Bottom Line: We identify several residues in the cytoplasmic tail that are essential for AMA-1 function.We validate this data using additional transgenic parasite lines expressing AMA-1 mutants with TY1 epitopes.We show that the cytoplasmic domain of AMA-1 is phosphorylated.

View Article: PubMed Central - PubMed

Affiliation: Department of Molecular Parasitology, Bernhard-Nocht-Institute for Tropical Medicine, Hamburg, Germany.
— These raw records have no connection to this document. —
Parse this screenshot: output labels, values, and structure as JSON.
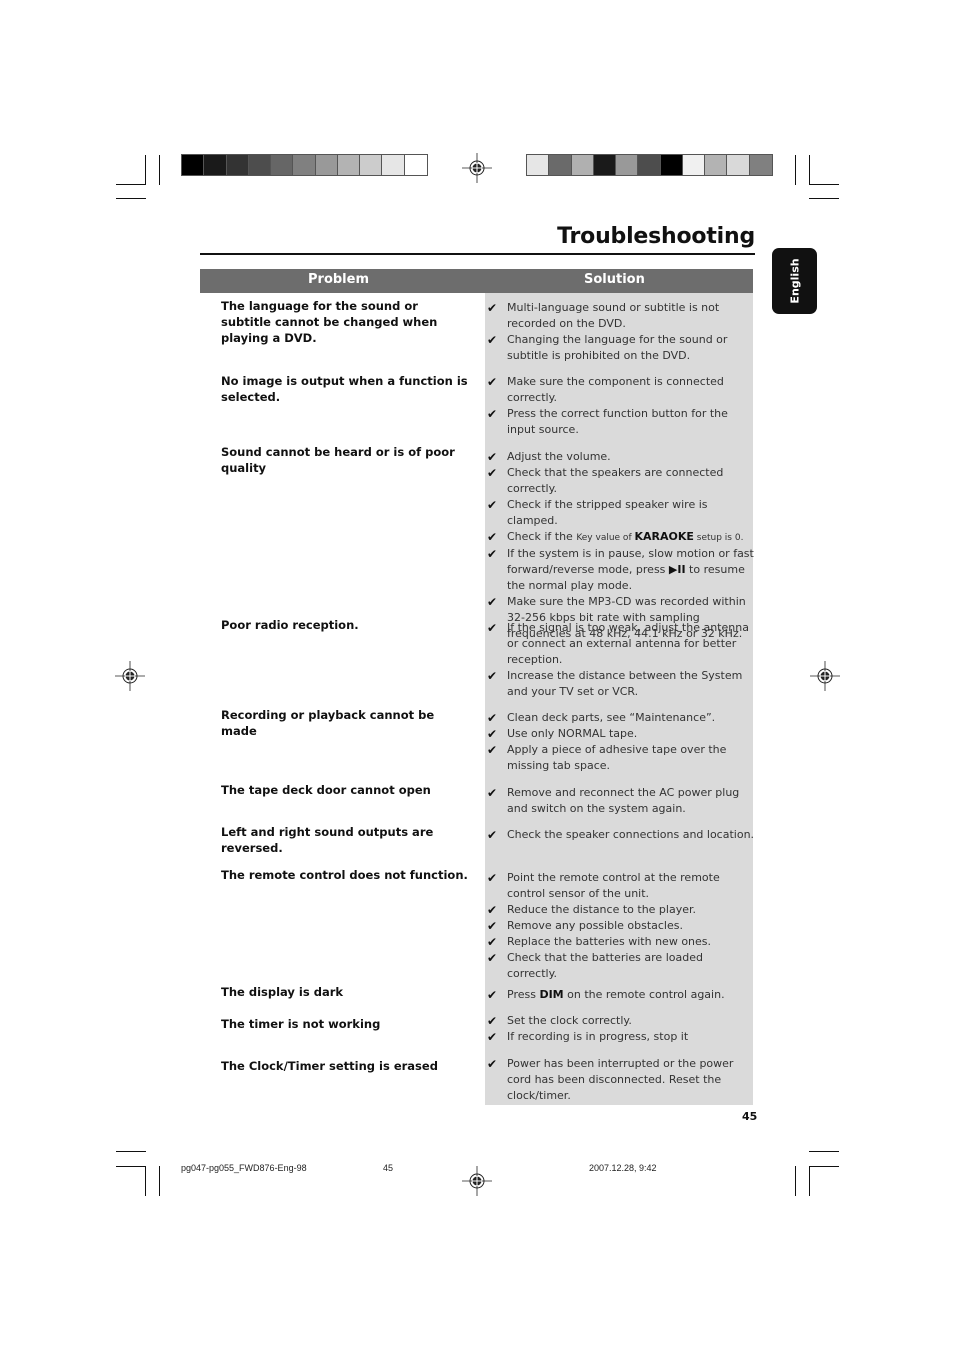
{
  "colors": {
    "header_bg": "#6d6d6d",
    "solution_bg": "#dadada",
    "tab_bg": "#111111",
    "left_swatches": [
      "#000000",
      "#1a1a1a",
      "#333333",
      "#4d4d4d",
      "#666666",
      "#808080",
      "#999999",
      "#b3b3b3",
      "#cccccc",
      "#e6e6e6",
      "#ffffff"
    ],
    "right_swatches": [
      "#e6e6e6",
      "#6a6a6a",
      "#b0b0b0",
      "#1a1a1a",
      "#999999",
      "#4d4d4d",
      "#000000",
      "#f0f0f0",
      "#b3b3b3",
      "#d9d9d9",
      "#808080"
    ]
  },
  "page": {
    "title": "Troubleshooting",
    "language_tab": "English",
    "page_number": "45"
  },
  "table": {
    "headers": {
      "problem": "Problem",
      "solution": "Solution"
    },
    "check_icon": "✔",
    "rows": [
      {
        "problem": "The language for the sound or subtitle cannot be changed when playing a DVD.",
        "solutions": [
          "Multi-language sound or subtitle is not recorded on the DVD.",
          "Changing the language for the sound or subtitle is prohibited on the DVD."
        ]
      },
      {
        "problem": "No image is output when a function is selected.",
        "solutions": [
          "Make sure the component is connected correctly.",
          "Press the correct function button for the input source."
        ]
      },
      {
        "problem": "Sound cannot be heard or is of poor quality",
        "solutions": [
          "Adjust the volume.",
          "Check that the speakers are connected correctly.",
          "Check if the stripped speaker wire is clamped.",
          {
            "pre": " Check if the ",
            "small1": "Key value of ",
            "kw": "KARAOKE",
            "small2": " setup is 0."
          },
          {
            "pre": "If the system is in pause, slow motion or fast forward/reverse mode, press ",
            "kw": "▶II",
            "post": " to resume the normal play mode."
          },
          "Make sure the MP3-CD was recorded within 32-256 kbps bit rate with sampling frequencies at 48 kHz, 44.1 kHz or 32 kHz."
        ]
      },
      {
        "problem": "Poor radio reception.",
        "solutions": [
          "If the signal is too weak, adjust the antenna or connect an external antenna for better reception.",
          "Increase the distance between the System and your TV set or VCR."
        ]
      },
      {
        "problem": "Recording or playback cannot be made",
        "solutions": [
          "Clean deck parts, see “Maintenance”.",
          "Use only NORMAL tape.",
          "Apply a piece of adhesive tape over the missing tab space."
        ]
      },
      {
        "problem": "The tape deck door cannot open",
        "solutions": [
          "Remove and reconnect the AC power plug and switch on the system again."
        ]
      },
      {
        "problem": "Left and right sound outputs are reversed.",
        "solutions": [
          "Check the speaker connections and location."
        ]
      },
      {
        "problem": "The remote control does not function.",
        "solutions": [
          "Point the remote control at the remote control sensor of the unit.",
          "Reduce the distance to the player.",
          "Remove any possible obstacles.",
          "Replace the batteries with new ones.",
          "Check that the batteries are loaded correctly."
        ]
      },
      {
        "problem": "The display is dark",
        "solutions": [
          {
            "pre": "Press ",
            "kw": "DIM",
            "kw2": " on the remote control",
            "post": " again."
          }
        ]
      },
      {
        "problem": "The timer is not working",
        "solutions": [
          "Set the clock correctly.",
          "If recording is in progress, stop it"
        ]
      },
      {
        "problem": "The Clock/Timer setting is erased",
        "solutions": [
          "Power has been interrupted or the power cord has been disconnected. Reset the clock/timer."
        ]
      }
    ]
  },
  "footer": {
    "file_name": "pg047-pg055_FWD876-Eng-98",
    "page": "45",
    "timestamp": "2007.12.28, 9:42"
  }
}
ABSTRACT
A key process in the lifecycle of the malaria parasite Plasmodium falciparum is the fast invasion of human erythrocytes. Entry into the host cell requires the apical membrane antigen 1 (AMA-1), a type I transmembrane protein located in the micronemes of the merozoite. Although AMA-1 is evolving into the leading blood-stage malaria vaccine candidate, its precise role in invasion is still unclear. We investigate AMA-1 function using live video microscopy in the absence and presence of an AMA-1 inhibitory peptide. This data reveals a crucial function of AMA-1 during the primary contact period upstream of the entry process at around the time of moving junction formation. We generate a Plasmodium falciparum cell line that expresses a functional GFP-tagged AMA-1. This allows the visualization of the dynamics of AMA-1 in live parasites. We functionally validate the ectopically expressed AMA-1 by establishing a complementation assay based on strain-specific inhibition. This method provides the basis for the functional analysis of essential genes that are refractory to any genetic manipulation. Using the complementation assay, we show that the cytoplasmic domain of AMA-1 is not required for correct trafficking and surface translocation but is essential for AMA-1 function. Although this function can be mimicked by the highly conserved cytoplasmic domains of P. vivax and P. berghei, the exchange with the heterologous domain of the microneme protein EBA-175 or the rhoptry protein Rh2b leads to a loss of function. We identify several residues in the cytoplasmic tail that are essential for AMA-1 function. We validate this data using additional transgenic parasite lines expressing AMA-1 mutants with TY1 epitopes. We show that the cytoplasmic domain of AMA-1 is phosphorylated. Mutational analysis suggests an important role for the phosphorylation in the invasion process, which might translate into novel therapeutic strategies.

Show MeSH
Related in: MedlinePlus